Choosing a career is an essential decision for almost everyone. Most of us also struggle to ensure if that decision is going to benefit or hurt us in the future. For that exact reason, many parents tend to intervene with their children when making a decision. The saying is, children will receive more support if the career path they take favors their parents.
This intervention usually happens because parents assume that they can make the best choice for their kids as they have more experience. But that’s not all true. Parents might have more experience, but that doesn’t mean they know exactly the best career for their kids. If you’re a parent with a teenager who’s soon going to college, forcing them to take a career that you want is the biggest mistake you can make. To better understand this point, below are a few tips on how to help your child choose the right career path.
1. Encourage part-time jobs
Having hands-on experience is literally the best teacher. You can sit down with your teen and make a list of jobs that align with their interests and likes. Help them find something that they can actually gain valuable knowledge and skills that they can use in college and the opportunities after that.

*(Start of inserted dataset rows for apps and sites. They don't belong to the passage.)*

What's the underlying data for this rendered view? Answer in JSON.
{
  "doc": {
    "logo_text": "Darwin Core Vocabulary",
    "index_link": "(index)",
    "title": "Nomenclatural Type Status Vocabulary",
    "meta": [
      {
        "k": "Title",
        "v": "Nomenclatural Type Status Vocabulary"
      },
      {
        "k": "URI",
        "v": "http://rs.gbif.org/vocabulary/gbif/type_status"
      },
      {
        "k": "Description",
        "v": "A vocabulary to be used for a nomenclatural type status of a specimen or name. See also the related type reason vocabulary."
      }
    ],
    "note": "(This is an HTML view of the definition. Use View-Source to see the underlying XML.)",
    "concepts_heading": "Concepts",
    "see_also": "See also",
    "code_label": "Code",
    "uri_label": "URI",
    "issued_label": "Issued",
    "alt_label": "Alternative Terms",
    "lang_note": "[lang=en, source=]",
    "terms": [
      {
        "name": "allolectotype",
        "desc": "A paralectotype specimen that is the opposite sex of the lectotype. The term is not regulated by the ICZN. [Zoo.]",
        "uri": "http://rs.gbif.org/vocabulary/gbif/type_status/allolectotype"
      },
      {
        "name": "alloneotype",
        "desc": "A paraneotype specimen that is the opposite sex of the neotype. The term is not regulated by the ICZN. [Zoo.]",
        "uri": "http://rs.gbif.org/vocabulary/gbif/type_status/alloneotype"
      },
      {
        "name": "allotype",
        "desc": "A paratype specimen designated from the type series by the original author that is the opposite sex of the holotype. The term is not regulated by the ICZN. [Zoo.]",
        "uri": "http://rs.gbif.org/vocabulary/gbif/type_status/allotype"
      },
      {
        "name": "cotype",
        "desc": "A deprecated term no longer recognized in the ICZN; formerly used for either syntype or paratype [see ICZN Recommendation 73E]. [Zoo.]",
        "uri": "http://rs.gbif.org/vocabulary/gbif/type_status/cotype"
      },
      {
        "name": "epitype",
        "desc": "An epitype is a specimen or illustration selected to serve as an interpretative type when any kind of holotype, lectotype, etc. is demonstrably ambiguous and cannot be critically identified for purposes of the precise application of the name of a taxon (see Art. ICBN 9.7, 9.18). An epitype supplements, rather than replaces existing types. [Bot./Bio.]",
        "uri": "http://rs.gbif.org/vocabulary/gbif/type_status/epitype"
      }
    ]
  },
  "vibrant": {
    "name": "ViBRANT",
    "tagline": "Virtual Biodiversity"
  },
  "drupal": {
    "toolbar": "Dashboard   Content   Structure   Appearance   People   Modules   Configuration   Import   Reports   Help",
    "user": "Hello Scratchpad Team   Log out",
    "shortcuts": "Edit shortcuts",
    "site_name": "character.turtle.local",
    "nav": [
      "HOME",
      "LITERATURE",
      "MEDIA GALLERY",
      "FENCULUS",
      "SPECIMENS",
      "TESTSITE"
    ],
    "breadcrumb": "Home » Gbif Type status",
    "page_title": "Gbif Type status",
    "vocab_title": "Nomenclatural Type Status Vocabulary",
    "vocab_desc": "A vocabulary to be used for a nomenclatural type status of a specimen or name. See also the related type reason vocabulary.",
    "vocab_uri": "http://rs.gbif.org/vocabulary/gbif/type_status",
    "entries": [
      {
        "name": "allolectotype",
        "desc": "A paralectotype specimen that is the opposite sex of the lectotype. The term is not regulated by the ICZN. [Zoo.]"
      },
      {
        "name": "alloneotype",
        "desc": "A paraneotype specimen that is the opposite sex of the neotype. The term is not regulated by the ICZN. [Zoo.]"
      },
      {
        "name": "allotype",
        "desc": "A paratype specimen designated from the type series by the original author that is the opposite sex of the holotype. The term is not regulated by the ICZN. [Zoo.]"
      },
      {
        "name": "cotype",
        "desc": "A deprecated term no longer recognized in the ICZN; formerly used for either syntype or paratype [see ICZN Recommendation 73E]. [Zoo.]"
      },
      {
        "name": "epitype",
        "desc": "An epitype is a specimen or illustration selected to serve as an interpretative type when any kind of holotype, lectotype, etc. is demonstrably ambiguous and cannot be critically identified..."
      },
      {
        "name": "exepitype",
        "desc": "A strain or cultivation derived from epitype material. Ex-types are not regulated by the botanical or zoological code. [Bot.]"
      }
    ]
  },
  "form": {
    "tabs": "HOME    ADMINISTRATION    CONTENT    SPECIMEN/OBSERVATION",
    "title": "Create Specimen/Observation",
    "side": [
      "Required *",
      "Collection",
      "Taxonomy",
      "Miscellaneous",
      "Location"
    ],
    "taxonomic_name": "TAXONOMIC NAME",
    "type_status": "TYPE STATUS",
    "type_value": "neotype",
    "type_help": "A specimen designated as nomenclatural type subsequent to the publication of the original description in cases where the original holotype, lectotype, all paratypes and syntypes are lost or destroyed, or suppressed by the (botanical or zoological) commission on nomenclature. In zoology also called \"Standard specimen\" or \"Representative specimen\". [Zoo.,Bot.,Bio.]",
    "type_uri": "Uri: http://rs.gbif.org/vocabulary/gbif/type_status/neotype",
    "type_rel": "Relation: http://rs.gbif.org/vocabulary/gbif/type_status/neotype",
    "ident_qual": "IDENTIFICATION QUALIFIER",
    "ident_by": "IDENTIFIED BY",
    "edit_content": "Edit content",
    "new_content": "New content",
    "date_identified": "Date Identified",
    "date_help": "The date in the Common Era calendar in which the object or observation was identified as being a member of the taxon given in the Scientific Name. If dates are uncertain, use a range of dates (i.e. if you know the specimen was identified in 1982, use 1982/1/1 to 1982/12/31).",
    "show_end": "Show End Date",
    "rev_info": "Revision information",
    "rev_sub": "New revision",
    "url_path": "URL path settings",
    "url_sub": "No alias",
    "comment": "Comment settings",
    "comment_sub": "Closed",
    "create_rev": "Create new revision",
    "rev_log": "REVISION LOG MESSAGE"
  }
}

In general, part-time jobs can teach time management skills, customer service skills, and how to stay productive and focused when working. At the same time, part-time jobs can actually help your teen determine their likes and dislikes.
2. Sponsor extra short courses
Taking additional courses and classes is usually the least priority of a teen who wants real-world experience. Motivate and encourage them to do so by sponsoring short courses of their choice. If your teen is interested in health and wellness, there are plenty of educational institutions out there that offer youth and adult MHFA courses that both of you can look into. Most of these courses only take a day or two, and some are even self-paced and online. If your teen wants something that involves more physical work, you can check your local career center for welding or woodworking classes. Encourage them to take classes that align with their choice of field, may it be health, lifestyle, arts, literature, or architecture.
3. Don’t limit or enforce them
Some parents force their children to take a career that they didn’t fulfill in the past, while others want their kids to take the same profession they currently have. Regardless if you’re a successful business person or a doctor in a prestigious hospital, never force your kid to be the bearer of your torch. Or even treat them as an extension of your personality and dreams. Let them choose the dream they want to chase and celebrate it. If their ambitions are big, don’t limit them. As long as it’s realistic and achievable for them, why not, right? What you should do is teach them the power of determination and hard work.
4. Consult a career coach
Parents often talk to a school counselor when they have concerns about their kid’s studies and future careers. However, it’s more fitting to speak to a career coach if it’s for near-adult plans. School counselors specialize in the education system and can rarely make appropriate recommendations and guidance when it comes to making money. A good career coach can teach your teen the critical skills required in the current work environment and build a relevant and powerful resume. They can also guide your teen in making informed decisions about the progress of their career. If your teen lacks confidence, a career coach can help with that too.
5. Encourage them to volunteer
Besides part-time jobs, volunteering is an excellent alternative for learning real-world skills and personal development. Your teen can learn how to meet deadlines, work with colleagues, and build a community. Also, the experience can also improve their self-esteem and mental health. In volunteering, your teen can also discover more about their personal interests and social responsibility. Start looking into your local centers and non-profit organizations that accept young volunteers.
It’s normal for a parent to want the best for their children’s career. However, you must understand that there are boundaries as to what you enforce on them. And when it comes to choosing their dream career, it’s best to let them lead their own future. If they fail or come across huge challenges because of it, then they will learn more. After all, people can’t always make good life decisions, and losing is part of winning.